## BRIEF
Scan the listing beneath this sentence. Report each line with the word "button".

## RECORDS TO USE
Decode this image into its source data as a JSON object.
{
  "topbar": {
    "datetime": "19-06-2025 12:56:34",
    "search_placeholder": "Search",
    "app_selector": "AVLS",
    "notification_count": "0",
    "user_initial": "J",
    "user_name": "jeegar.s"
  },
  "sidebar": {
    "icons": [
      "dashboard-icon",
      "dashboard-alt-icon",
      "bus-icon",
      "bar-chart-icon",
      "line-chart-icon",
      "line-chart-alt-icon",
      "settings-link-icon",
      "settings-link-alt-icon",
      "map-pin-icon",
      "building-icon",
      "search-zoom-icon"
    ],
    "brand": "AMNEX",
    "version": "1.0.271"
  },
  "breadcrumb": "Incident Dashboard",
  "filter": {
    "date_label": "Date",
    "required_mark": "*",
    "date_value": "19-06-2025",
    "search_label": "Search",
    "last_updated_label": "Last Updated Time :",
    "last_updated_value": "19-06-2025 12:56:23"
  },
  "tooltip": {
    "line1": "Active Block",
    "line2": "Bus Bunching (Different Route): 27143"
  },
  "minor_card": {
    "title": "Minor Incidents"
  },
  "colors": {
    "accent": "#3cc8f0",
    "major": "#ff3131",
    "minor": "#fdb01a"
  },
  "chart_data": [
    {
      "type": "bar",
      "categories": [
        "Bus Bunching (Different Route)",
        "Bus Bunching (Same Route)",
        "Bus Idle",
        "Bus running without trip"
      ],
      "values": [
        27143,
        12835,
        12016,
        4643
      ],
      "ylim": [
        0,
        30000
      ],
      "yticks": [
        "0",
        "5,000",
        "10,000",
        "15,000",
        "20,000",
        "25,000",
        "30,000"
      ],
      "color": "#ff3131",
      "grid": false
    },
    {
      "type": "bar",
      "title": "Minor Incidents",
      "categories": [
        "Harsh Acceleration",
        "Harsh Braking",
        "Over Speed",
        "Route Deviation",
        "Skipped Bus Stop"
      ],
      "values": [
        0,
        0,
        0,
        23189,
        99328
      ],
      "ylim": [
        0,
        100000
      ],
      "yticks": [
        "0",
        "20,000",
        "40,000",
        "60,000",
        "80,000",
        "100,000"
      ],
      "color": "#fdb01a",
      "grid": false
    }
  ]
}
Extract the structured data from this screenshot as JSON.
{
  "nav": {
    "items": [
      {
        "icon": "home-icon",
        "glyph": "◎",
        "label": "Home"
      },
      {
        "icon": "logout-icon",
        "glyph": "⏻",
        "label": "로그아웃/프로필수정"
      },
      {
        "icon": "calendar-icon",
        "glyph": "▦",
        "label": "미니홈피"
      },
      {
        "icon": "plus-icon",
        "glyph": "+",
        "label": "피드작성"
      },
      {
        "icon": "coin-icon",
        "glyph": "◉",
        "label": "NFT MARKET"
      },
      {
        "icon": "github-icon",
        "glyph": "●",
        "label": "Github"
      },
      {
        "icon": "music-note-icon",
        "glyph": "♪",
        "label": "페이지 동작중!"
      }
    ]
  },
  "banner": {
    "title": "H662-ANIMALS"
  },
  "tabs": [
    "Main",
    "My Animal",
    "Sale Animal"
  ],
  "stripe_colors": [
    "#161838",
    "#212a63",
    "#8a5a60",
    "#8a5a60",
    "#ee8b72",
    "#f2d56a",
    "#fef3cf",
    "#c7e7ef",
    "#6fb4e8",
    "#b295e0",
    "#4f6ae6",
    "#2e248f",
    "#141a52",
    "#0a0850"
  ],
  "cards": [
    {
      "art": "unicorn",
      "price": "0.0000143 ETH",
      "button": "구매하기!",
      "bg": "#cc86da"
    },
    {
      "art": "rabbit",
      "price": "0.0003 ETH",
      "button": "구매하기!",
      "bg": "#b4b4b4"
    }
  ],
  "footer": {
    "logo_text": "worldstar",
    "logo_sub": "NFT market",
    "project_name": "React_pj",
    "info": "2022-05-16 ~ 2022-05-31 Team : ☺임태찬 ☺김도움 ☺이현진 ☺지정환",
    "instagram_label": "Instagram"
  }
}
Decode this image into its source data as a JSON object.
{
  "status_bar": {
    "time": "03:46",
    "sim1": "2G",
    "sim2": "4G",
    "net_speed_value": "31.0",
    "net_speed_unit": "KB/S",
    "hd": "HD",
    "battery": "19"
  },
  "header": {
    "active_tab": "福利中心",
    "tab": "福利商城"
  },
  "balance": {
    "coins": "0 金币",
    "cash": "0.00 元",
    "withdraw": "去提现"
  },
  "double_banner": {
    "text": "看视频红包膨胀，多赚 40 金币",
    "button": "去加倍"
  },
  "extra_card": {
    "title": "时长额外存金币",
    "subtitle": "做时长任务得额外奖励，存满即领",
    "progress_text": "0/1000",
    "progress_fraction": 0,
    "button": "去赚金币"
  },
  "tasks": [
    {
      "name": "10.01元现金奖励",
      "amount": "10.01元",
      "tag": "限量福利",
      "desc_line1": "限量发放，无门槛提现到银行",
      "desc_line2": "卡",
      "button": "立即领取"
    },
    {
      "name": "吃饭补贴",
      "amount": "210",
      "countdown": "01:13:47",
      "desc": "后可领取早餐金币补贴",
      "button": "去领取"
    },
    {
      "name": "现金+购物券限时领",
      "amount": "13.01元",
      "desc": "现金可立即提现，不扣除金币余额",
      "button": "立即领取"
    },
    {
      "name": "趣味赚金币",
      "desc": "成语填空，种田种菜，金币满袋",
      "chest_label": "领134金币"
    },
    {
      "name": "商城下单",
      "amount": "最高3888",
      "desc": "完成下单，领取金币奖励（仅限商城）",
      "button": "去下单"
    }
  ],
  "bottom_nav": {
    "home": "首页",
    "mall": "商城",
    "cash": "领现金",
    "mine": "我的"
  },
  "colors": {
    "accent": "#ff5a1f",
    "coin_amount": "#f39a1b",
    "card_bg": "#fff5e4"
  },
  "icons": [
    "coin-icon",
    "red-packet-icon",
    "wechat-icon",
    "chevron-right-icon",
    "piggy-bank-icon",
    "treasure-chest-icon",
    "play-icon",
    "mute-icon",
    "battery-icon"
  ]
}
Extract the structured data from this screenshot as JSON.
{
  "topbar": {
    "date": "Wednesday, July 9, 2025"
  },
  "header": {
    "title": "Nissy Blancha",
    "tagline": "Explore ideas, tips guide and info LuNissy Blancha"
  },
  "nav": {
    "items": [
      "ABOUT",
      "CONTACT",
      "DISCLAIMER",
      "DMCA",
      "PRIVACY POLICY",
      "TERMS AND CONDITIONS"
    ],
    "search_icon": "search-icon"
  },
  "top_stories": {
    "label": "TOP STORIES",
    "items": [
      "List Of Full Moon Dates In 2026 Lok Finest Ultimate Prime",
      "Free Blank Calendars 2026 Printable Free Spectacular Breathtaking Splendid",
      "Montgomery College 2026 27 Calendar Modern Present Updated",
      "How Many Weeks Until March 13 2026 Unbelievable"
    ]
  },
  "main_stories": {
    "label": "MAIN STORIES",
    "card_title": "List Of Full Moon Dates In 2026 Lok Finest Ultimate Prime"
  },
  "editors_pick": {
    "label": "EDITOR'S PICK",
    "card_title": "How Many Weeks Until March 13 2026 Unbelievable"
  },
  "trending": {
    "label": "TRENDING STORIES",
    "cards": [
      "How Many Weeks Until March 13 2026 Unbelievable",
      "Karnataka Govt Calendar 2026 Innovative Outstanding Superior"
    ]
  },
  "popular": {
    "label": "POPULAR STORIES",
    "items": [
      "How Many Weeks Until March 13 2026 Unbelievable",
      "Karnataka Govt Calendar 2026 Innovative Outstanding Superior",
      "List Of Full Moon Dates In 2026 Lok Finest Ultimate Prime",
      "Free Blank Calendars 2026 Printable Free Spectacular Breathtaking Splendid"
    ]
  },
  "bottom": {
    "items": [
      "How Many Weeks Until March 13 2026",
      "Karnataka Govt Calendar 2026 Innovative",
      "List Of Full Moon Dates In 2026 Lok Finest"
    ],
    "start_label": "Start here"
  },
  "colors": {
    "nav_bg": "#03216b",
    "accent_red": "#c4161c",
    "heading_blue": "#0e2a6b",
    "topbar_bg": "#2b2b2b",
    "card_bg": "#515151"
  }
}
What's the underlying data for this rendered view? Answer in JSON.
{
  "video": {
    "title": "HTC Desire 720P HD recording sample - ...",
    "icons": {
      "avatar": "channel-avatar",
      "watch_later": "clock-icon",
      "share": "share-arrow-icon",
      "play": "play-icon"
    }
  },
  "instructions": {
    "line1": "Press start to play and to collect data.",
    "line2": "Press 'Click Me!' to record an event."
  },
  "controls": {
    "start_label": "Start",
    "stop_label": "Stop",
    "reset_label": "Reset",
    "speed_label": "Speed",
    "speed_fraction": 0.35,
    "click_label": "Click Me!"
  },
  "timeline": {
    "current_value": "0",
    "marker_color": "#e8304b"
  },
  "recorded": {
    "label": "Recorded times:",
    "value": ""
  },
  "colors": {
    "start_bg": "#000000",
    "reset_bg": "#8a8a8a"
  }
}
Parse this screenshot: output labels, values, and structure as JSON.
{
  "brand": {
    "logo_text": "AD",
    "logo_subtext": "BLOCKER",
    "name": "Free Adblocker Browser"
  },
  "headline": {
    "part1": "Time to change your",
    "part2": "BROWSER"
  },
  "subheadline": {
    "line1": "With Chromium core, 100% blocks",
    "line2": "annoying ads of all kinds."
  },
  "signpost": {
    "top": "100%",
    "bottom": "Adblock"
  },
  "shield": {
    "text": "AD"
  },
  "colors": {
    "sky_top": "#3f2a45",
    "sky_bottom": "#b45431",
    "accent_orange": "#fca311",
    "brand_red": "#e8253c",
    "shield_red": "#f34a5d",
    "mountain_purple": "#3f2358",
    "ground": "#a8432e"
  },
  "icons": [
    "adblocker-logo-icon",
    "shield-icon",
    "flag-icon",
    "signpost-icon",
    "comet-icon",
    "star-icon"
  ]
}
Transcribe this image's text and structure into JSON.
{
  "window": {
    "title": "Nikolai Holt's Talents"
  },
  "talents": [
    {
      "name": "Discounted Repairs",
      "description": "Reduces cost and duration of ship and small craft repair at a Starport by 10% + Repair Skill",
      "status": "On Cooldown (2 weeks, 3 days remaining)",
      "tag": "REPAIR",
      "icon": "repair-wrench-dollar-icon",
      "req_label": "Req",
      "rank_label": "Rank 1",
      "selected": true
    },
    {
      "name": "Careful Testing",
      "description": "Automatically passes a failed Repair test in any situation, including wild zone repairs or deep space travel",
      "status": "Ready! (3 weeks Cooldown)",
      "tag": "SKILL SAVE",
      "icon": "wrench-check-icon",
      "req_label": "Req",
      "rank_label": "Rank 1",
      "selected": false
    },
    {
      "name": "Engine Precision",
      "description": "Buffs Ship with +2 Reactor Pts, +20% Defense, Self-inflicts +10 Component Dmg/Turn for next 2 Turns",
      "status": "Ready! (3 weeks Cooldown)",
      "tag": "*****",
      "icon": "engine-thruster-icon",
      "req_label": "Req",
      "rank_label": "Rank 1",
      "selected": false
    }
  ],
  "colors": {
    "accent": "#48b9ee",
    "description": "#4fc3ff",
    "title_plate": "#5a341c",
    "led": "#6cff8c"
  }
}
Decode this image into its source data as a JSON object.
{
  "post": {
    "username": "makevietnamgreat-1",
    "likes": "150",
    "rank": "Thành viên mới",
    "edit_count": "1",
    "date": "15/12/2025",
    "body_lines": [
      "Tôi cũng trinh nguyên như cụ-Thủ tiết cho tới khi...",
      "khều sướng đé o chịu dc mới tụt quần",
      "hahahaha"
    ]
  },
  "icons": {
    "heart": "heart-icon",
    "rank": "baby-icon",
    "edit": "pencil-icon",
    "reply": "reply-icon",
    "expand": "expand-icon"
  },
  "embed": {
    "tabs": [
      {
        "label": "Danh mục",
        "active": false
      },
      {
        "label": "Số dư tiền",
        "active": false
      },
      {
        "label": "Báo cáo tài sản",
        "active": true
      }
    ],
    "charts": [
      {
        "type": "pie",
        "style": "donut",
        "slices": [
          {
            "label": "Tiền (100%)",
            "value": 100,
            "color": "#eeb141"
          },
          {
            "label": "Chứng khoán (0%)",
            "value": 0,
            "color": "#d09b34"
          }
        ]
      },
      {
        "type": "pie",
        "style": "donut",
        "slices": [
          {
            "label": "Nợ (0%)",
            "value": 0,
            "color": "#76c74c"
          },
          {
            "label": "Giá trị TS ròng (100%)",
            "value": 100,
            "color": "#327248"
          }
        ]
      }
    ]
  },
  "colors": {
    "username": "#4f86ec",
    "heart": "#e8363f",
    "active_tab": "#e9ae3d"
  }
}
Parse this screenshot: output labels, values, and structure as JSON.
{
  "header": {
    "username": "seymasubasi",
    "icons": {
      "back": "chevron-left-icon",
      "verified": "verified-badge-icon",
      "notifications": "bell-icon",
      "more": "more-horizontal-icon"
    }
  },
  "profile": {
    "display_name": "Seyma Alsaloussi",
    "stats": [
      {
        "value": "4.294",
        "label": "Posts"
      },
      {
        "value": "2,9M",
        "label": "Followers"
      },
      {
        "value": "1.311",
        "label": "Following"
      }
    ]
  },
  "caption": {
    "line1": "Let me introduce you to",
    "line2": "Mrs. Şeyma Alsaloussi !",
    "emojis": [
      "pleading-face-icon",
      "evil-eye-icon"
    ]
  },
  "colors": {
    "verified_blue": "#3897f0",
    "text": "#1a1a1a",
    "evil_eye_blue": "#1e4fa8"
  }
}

## YOUR RESPONSE
      "button": "구매하기!",
      "button": "구매하기!",
    "button": "去加倍"
    "button": "去赚金币"
      "button": "立即领取"
      "button": "去领取"
      "button": "立即领取"
      "button": "去下单"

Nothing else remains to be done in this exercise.